Problem to work on
The result should be all the records, exact and complete, without a single picture.

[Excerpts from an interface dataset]

┄┄┄┄┄┄┄┄┄┄┄┄┄┄┄┄┄┄┄┄

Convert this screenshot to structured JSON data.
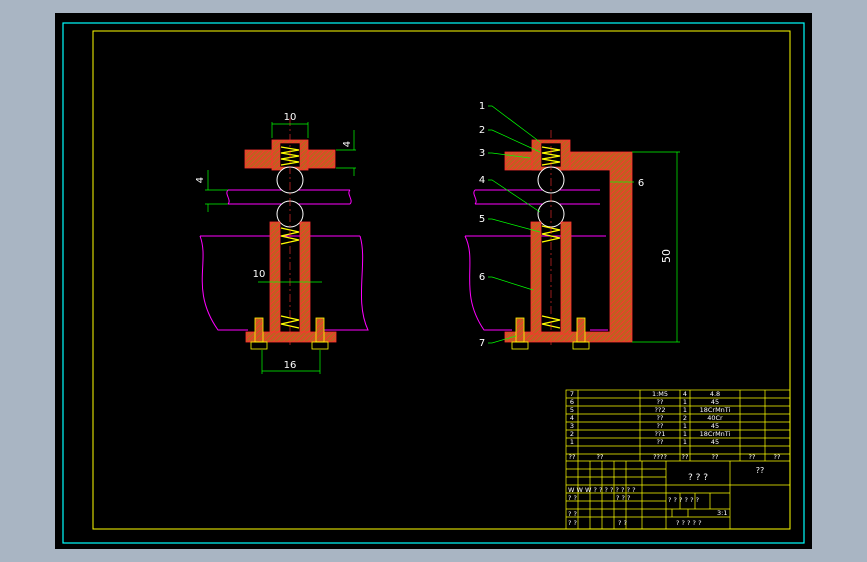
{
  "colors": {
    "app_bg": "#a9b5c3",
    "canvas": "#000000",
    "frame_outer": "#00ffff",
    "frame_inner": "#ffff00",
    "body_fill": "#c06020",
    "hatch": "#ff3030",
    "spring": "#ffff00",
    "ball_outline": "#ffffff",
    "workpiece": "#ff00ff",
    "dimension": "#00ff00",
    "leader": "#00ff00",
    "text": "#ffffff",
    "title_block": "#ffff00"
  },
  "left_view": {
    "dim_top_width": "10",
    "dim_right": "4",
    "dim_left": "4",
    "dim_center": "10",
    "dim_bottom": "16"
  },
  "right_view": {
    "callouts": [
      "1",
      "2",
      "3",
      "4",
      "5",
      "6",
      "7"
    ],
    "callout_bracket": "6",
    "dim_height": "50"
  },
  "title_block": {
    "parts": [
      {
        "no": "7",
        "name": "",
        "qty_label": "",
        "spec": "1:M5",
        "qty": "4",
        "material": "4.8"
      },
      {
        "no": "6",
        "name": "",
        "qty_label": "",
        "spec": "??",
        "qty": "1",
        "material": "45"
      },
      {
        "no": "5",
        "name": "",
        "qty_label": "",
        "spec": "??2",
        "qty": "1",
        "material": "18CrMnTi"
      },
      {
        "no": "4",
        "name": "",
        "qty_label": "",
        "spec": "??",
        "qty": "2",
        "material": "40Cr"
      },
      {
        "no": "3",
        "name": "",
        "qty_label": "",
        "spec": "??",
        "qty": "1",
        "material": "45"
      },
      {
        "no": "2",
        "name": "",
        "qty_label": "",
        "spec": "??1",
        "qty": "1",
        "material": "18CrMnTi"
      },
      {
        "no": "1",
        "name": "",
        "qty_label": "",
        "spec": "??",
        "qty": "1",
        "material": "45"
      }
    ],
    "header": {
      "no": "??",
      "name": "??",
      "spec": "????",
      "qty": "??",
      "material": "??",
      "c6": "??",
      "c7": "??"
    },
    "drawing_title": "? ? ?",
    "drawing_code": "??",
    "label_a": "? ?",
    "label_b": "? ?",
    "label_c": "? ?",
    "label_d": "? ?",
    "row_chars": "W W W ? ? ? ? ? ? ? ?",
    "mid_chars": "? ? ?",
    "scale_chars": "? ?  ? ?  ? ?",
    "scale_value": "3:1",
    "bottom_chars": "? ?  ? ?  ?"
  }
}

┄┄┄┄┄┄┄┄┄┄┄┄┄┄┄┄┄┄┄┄

The completed task
Convert this screenshot to structured JSON data.
{
  "colors": {
    "app_bg": "#a9b5c3",
    "canvas": "#000000",
    "frame_outer": "#00ffff",
    "frame_inner": "#ffff00",
    "body_fill": "#c06020",
    "hatch": "#ff3030",
    "spring": "#ffff00",
    "ball_outline": "#ffffff",
    "workpiece": "#ff00ff",
    "dimension": "#00ff00",
    "leader": "#00ff00",
    "text": "#ffffff",
    "title_block": "#ffff00"
  },
  "left_view": {
    "dim_top_width": "10",
    "dim_right": "4",
    "dim_left": "4",
    "dim_center": "10",
    "dim_bottom": "16"
  },
  "right_view": {
    "callouts": [
      "1",
      "2",
      "3",
      "4",
      "5",
      "6",
      "7"
    ],
    "callout_bracket": "6",
    "dim_height": "50"
  },
  "title_block": {
    "parts": [
      {
        "no": "7",
        "name": "",
        "qty_label": "",
        "spec": "1:M5",
        "qty": "4",
        "material": "4.8"
      },
      {
        "no": "6",
        "name": "",
        "qty_label": "",
        "spec": "??",
        "qty": "1",
        "material": "45"
      },
      {
        "no": "5",
        "name": "",
        "qty_label": "",
        "spec": "??2",
        "qty": "1",
        "material": "18CrMnTi"
      },
      {
        "no": "4",
        "name": "",
        "qty_label": "",
        "spec": "??",
        "qty": "2",
        "material": "40Cr"
      },
      {
        "no": "3",
        "name": "",
        "qty_label": "",
        "spec": "??",
        "qty": "1",
        "material": "45"
      },
      {
        "no": "2",
        "name": "",
        "qty_label": "",
        "spec": "??1",
        "qty": "1",
        "material": "18CrMnTi"
      },
      {
        "no": "1",
        "name": "",
        "qty_label": "",
        "spec": "??",
        "qty": "1",
        "material": "45"
      }
    ],
    "header": {
      "no": "??",
      "name": "??",
      "spec": "????",
      "qty": "??",
      "material": "??",
      "c6": "??",
      "c7": "??"
    },
    "drawing_title": "? ? ?",
    "drawing_code": "??",
    "label_a": "? ?",
    "label_b": "? ?",
    "label_c": "? ?",
    "label_d": "? ?",
    "row_chars": "W W W ? ? ? ? ? ? ? ?",
    "mid_chars": "? ? ?",
    "scale_chars": "? ?  ? ?  ? ?",
    "scale_value": "3:1",
    "bottom_chars": "? ?  ? ?  ?"
  }
}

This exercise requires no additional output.